Aid was at its highest under Menzies, at 0.5% … when per capita income was much lower. – World Vision Australia chief advocate Tim Costello, quoted in The Sydney Morning Herald, December 28, 2016.
A news report highlighting the fall in Australia’s foreign aid spending quoted World Vision Australia Chief Advocate Tim Costello as saying aid was at its highest under Prime Minister Robert Menzies, at 0.5% of gross national income – at a time when per capita income was much lower.
Our special edition of the New Internationalist magazine – Sierra Leone rebuilds post-Ebola – is something of a journalistic experiment. It’s the product of a collaboration with a remarkable group of Sierra Leonean citizen reporters. Trained by media advocates On Our Radar, they give us a privileged insight into the aftershocks of Ebola in this corner of West Africa.

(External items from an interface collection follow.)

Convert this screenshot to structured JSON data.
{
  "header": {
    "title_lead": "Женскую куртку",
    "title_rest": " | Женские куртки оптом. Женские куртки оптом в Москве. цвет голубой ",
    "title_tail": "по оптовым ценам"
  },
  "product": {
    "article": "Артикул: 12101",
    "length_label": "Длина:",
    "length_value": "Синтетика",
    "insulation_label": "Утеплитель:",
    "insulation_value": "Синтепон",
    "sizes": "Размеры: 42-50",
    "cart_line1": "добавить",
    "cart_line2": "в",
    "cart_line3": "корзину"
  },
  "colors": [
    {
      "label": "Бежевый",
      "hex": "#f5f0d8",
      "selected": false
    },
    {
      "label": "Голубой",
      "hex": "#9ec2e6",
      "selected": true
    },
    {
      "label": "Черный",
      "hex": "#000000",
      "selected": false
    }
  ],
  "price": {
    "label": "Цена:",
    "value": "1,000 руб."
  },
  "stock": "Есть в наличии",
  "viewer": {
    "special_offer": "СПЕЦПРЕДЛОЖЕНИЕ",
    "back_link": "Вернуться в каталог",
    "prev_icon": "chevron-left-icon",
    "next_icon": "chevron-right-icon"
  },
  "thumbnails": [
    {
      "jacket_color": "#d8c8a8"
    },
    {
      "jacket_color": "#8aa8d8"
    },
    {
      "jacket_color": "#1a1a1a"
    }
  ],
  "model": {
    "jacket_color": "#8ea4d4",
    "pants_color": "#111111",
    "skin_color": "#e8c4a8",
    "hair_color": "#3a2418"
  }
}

A few months ago, new friends of ours came to visit for dinner. So shocked were they by the squat television in our living room that they insisted we accept a flat-screen version they had going spare.

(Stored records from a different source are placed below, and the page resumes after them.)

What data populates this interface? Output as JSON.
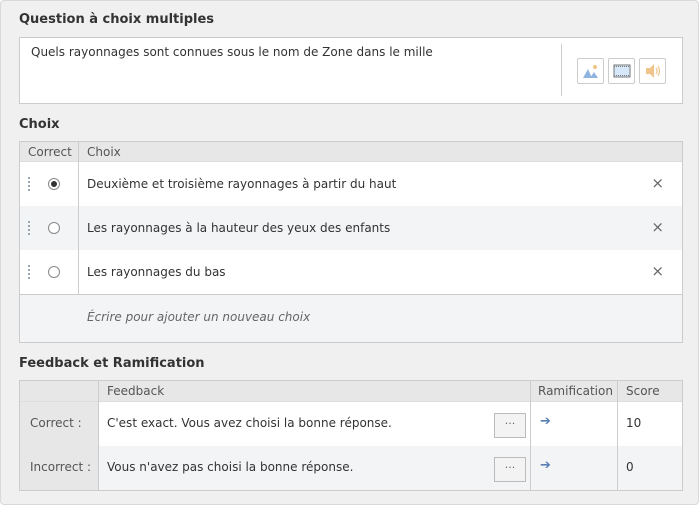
{
  "question_section": {
    "title": "Question à choix multiples",
    "question_text": "Quels rayonnages sont connues sous le nom  de Zone dans le mille",
    "media_buttons": [
      {
        "icon": "image-icon"
      },
      {
        "icon": "video-icon"
      },
      {
        "icon": "audio-icon"
      }
    ]
  },
  "choices_section": {
    "title": "Choix",
    "headers": {
      "correct": "Correct",
      "choice": "Choix"
    },
    "items": [
      {
        "text": "Deuxième et troisième rayonnages à partir du haut",
        "correct": true
      },
      {
        "text": "Les rayonnages à la hauteur des yeux des enfants",
        "correct": false
      },
      {
        "text": "Les rayonnages du bas",
        "correct": false
      }
    ],
    "delete_glyph": "×",
    "new_choice_placeholder": "Écrire pour ajouter un nouveau choix"
  },
  "feedback_section": {
    "title": "Feedback et Ramification",
    "headers": {
      "feedback": "Feedback",
      "branching": "Ramification",
      "score": "Score"
    },
    "rows": [
      {
        "label": "Correct :",
        "feedback": "C'est exact. Vous avez choisi la bonne réponse.",
        "more": "···",
        "arrow": "➔",
        "score": "10"
      },
      {
        "label": "Incorrect :",
        "feedback": "Vous n'avez pas choisi la bonne réponse.",
        "more": "···",
        "arrow": "➔",
        "score": "0"
      }
    ]
  },
  "colors": {
    "accent_arrow": "#5a7fb5",
    "image_icon": "#8fb4e0",
    "audio_icon": "#f0c48a"
  }
}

Now, I’m usually of the ‘use it until it wears out’ school when it comes to my possessions and I was quite fond of the old box we had – its colours were still fine, it did its job. It was far from obsolete.
Graham Romanes has had a deep connection with the people of Ethiopia over many decades and now leads the NGO WellWishers. He writes:
“I was very privileged to visit Tigray at the end of November to inspect 10 of the well sites in our 64 wells program for 2015. The program is on target to finish construction of the 64 wells by the end of January 2016. The number of Ethiopian villagers who will now have fresh, clean, safe and accessible drinking water for the first time is over 17,800. A fabulous contribution made by WellWishers supporters to the lives of so many people.
First up, I must confess my ‘interest’ in this topic. I am co-secretary of the WA Branch of the Support Association for the Women of Afghanistan, SAWA. Founded in Adelaide, there are now SAWA groups in every State. We raise money for several projects, including a Vocational Training Centre in Kabul which educates women in literacy, computing skills, handicraft skills and English. The only money we raise that does not go to our causes is the auditor’s fees and postage for the newsletter. Our partner organisation in Afghanistan is OPAWC, the Organization for Promoting Afghan Women’s Capabilities. Because of their vision for women’s empowerment, OPAWC staff receive regular death threats from the Taliban and other fundamentalist forces. They describe their program of ’empowerment’ as not ‘short-lived or humanitarian’ but focused on improving the capacities of women, who only require ‘a door to walk through, and we are the ones who could help them and open the door and let them walk through it’.
In her book, Raising my Voice, Malalai Joya talks of warlords, drug lords and NGO lords. In the recent ABC 4 Corners program on Afghanistan, one commentator claimed that less than 5 per cent of the money promised after September 11 has actually gone to improve the lives of ordinary Afghans. Continue reading →